What to work on:
Each line of the entries that mentions the string "JSON" needs to be reported.

Items from an interface collection:
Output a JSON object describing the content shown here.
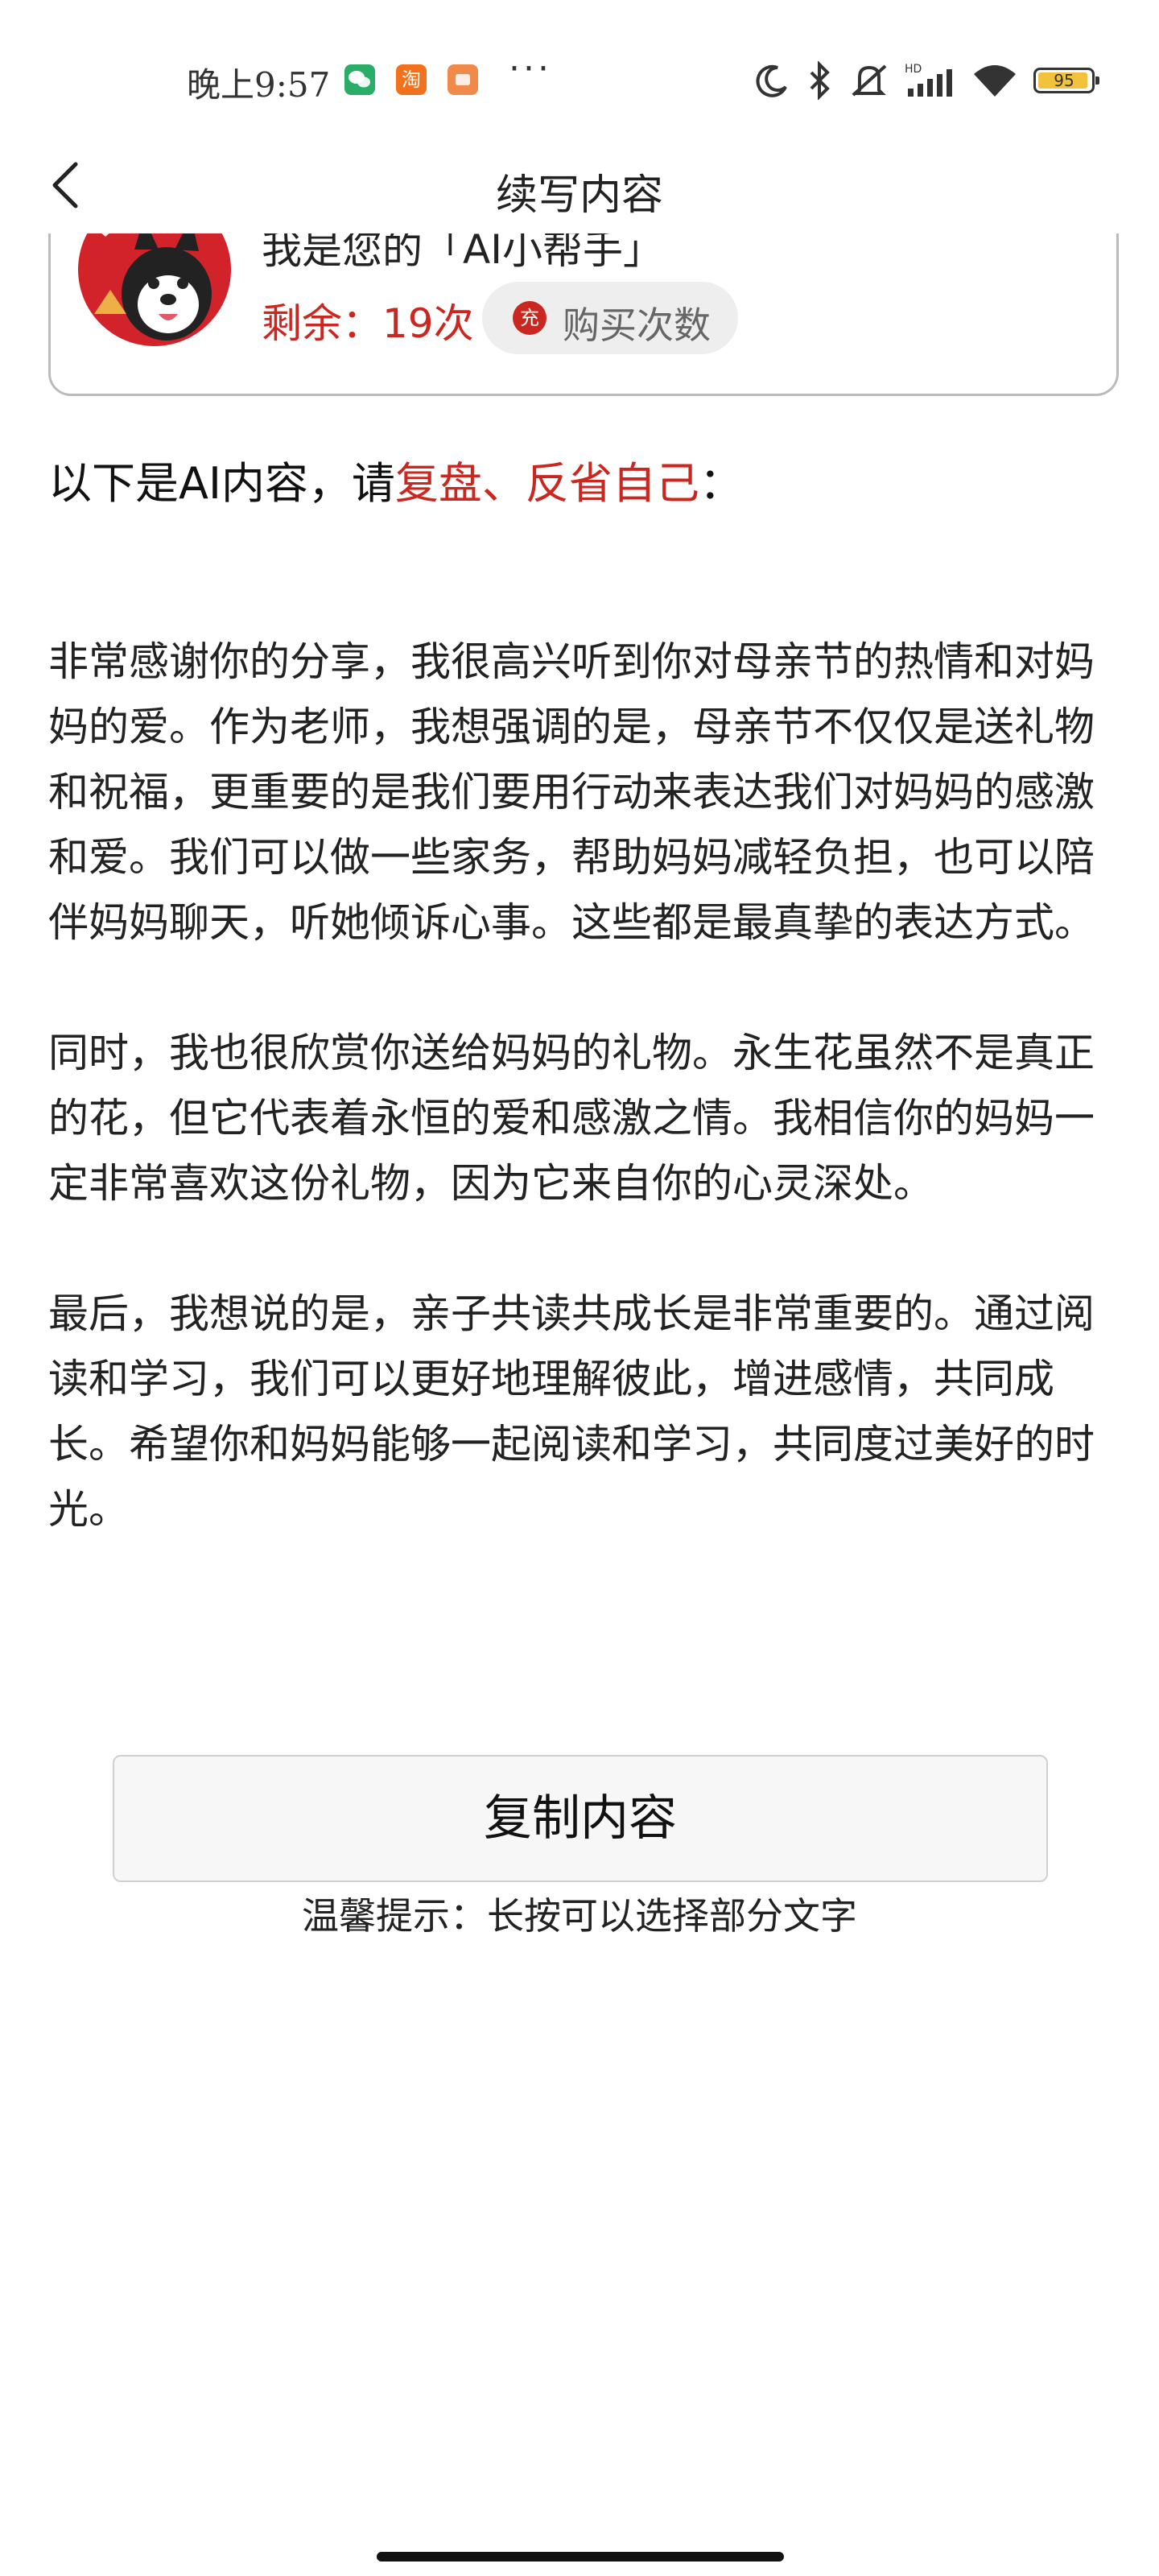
{
  "status_bar": {
    "time": "晚上9:57",
    "app_icons": [
      "wechat-icon",
      "taobao-icon",
      "notification-app-icon"
    ],
    "more": "···",
    "battery_level": "95",
    "battery_fraction": 0.95
  },
  "header": {
    "title": "续写内容"
  },
  "card": {
    "greeting": "我是您的「AI小帮手」",
    "remaining": "剩余：19次",
    "buy_icon_text": "充",
    "buy_label": "购买次数"
  },
  "prompt": {
    "prefix": "以下是AI内容，请",
    "highlight": "复盘、反省自己",
    "suffix": "："
  },
  "content": {
    "paragraphs": [
      "非常感谢你的分享，我很高兴听到你对母亲节的热情和对妈妈的爱。作为老师，我想强调的是，母亲节不仅仅是送礼物和祝福，更重要的是我们要用行动来表达我们对妈妈的感激和爱。我们可以做一些家务，帮助妈妈减轻负担，也可以陪伴妈妈聊天，听她倾诉心事。这些都是最真挚的表达方式。",
      "同时，我也很欣赏你送给妈妈的礼物。永生花虽然不是真正的花，但它代表着永恒的爱和感激之情。我相信你的妈妈一定非常喜欢这份礼物，因为它来自你的心灵深处。",
      "最后，我想说的是，亲子共读共成长是非常重要的。通过阅读和学习，我们可以更好地理解彼此，增进感情，共同成长。希望你和妈妈能够一起阅读和学习，共同度过美好的时光。"
    ]
  },
  "actions": {
    "copy_label": "复制内容",
    "tip": "温馨提示：长按可以选择部分文字"
  },
  "colors": {
    "accent_red": "#c9271f",
    "text": "#222222",
    "button_bg": "#f7f7f7"
  }
}
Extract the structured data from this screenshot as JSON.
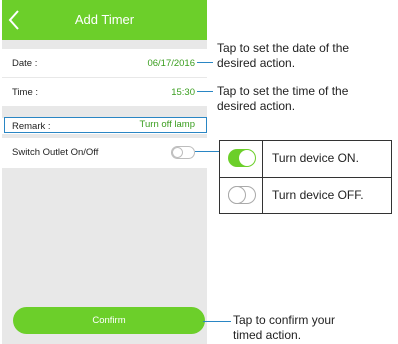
{
  "app": {
    "title": "Add Timer",
    "accent_color": "#6ccf2a",
    "back_icon": "chevron-left-icon"
  },
  "form": {
    "date_label": "Date :",
    "date_value": "06/17/2016",
    "time_label": "Time :",
    "time_value": "15:30",
    "remark_label": "Remark :",
    "remark_value": "Turn off lamp",
    "switch_label": "Switch Outlet On/Off",
    "switch_state": "off",
    "confirm_label": "Confirm"
  },
  "annotations": {
    "date_line1": "Tap to set the date of the",
    "date_line2": "desired action.",
    "time_line1": "Tap to set the time of the",
    "time_line2": "desired action.",
    "confirm_line1": "Tap to confirm your",
    "confirm_line2": "timed action."
  },
  "legend": {
    "on_text": "Turn device ON.",
    "off_text": "Turn device OFF."
  }
}
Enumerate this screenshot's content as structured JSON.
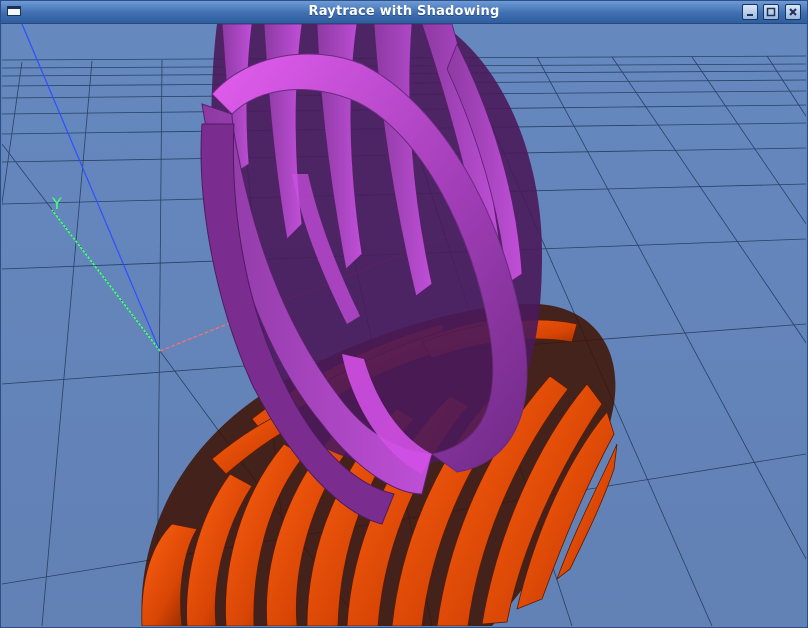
{
  "window": {
    "title": "Raytrace with Shadowing"
  },
  "scene": {
    "axis_label_y": "Y",
    "background_color": "#6283b8",
    "grid_color": "#1b2f4d",
    "axis_colors": {
      "x": "#ff7070",
      "y": "#44ff7a",
      "z": "#2f4fff"
    },
    "object_colors": {
      "magenta_torus": "#c44ad6",
      "orange_torus": "#e84a06"
    }
  },
  "icons": [
    "window-menu-icon",
    "minimize-icon",
    "maximize-icon",
    "close-icon"
  ]
}
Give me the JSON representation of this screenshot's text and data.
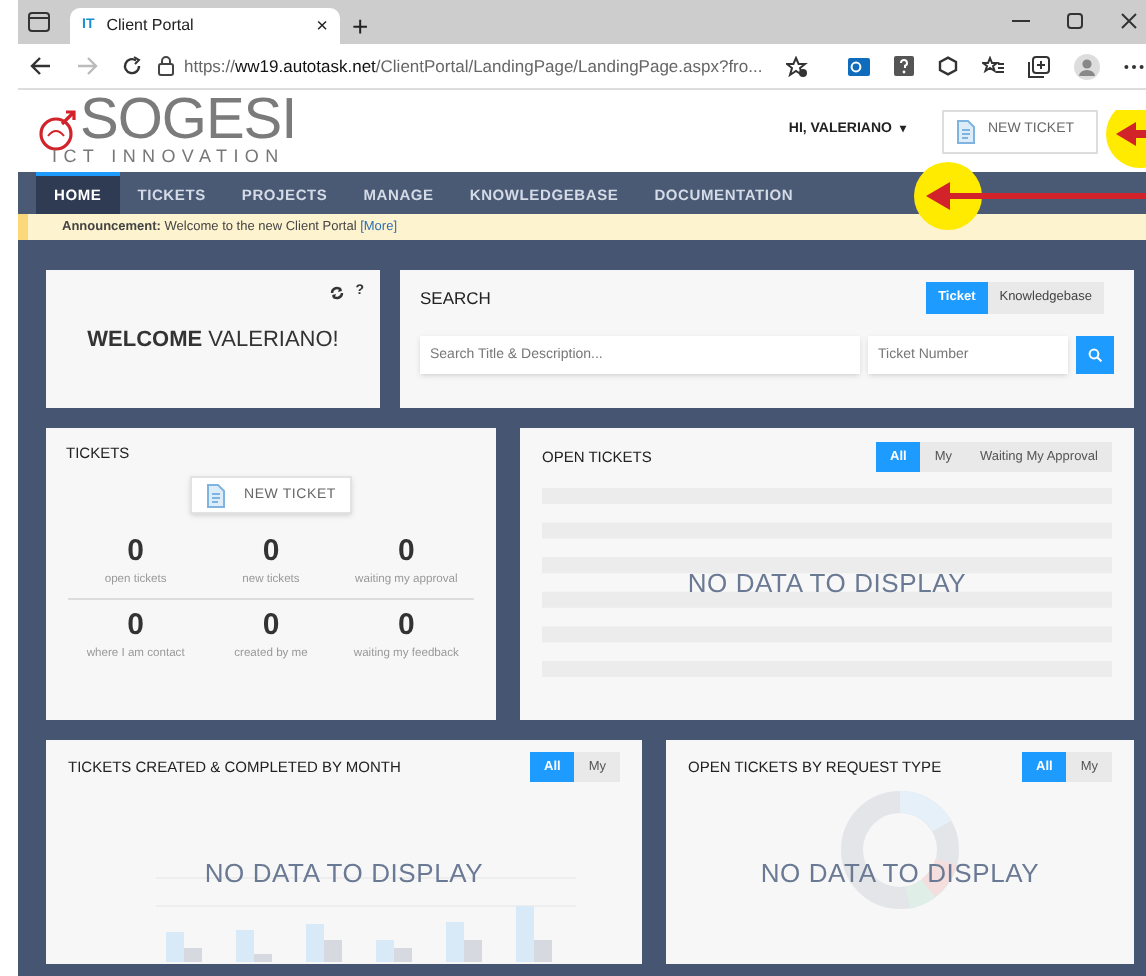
{
  "browser": {
    "tab": {
      "favicon": "IT",
      "title": "Client Portal",
      "close": "×"
    },
    "new_tab": "+",
    "url": {
      "scheme": "https://",
      "host": "ww19.autotask.net",
      "path": "/ClientPortal/LandingPage/LandingPage.aspx?fro..."
    }
  },
  "header": {
    "logo": "SOGESI",
    "logo_subtitle": "ICT INNOVATION",
    "user": "HI, VALERIANO",
    "user_caret": "▾",
    "new_ticket": "NEW TICKET"
  },
  "nav": [
    {
      "label": "HOME",
      "selected": true
    },
    {
      "label": "TICKETS",
      "selected": false
    },
    {
      "label": "PROJECTS",
      "selected": false
    },
    {
      "label": "MANAGE",
      "selected": false
    },
    {
      "label": "KNOWLEDGEBASE",
      "selected": false
    },
    {
      "label": "DOCUMENTATION",
      "selected": false
    }
  ],
  "announcement": {
    "label": "Announcement:",
    "text": "Welcome to the new Client Portal",
    "link": "[More]"
  },
  "welcome": {
    "text": "**WELCOME** VALERIANO!",
    "help": "?"
  },
  "search": {
    "title": "SEARCH",
    "modes": [
      {
        "label": "Ticket",
        "selected": true
      },
      {
        "label": "Knowledgebase",
        "selected": false
      }
    ],
    "text_placeholder": "Search Title & Description...",
    "number_placeholder": "Ticket Number"
  },
  "tickets": {
    "title": "TICKETS",
    "button": "NEW TICKET",
    "stats": [
      {
        "value": "0",
        "label": "open tickets"
      },
      {
        "value": "0",
        "label": "new tickets"
      },
      {
        "value": "0",
        "label": "waiting my approval"
      },
      {
        "value": "0",
        "label": "where I am contact"
      },
      {
        "value": "0",
        "label": "created by me"
      },
      {
        "value": "0",
        "label": "waiting my feedback"
      }
    ]
  },
  "open_tickets": {
    "title": "OPEN TICKETS",
    "filters": [
      {
        "label": "All",
        "selected": true
      },
      {
        "label": "My",
        "selected": false
      },
      {
        "label": "Waiting My Approval",
        "selected": false
      }
    ],
    "empty": "NO DATA TO DISPLAY"
  },
  "by_month": {
    "title": "TICKETS CREATED & COMPLETED BY MONTH",
    "filters": [
      {
        "label": "All",
        "selected": true
      },
      {
        "label": "My",
        "selected": false
      }
    ],
    "empty": "NO DATA TO DISPLAY"
  },
  "by_type": {
    "title": "OPEN TICKETS BY REQUEST TYPE",
    "filters": [
      {
        "label": "All",
        "selected": true
      },
      {
        "label": "My",
        "selected": false
      }
    ],
    "empty": "NO DATA TO DISPLAY"
  }
}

Output below:
Output a JSON object describing the content shown here.
Extract the structured data from this screenshot as JSON.
Enumerate this screenshot's content as structured JSON.
Give me the JSON representation of this screenshot's text and data.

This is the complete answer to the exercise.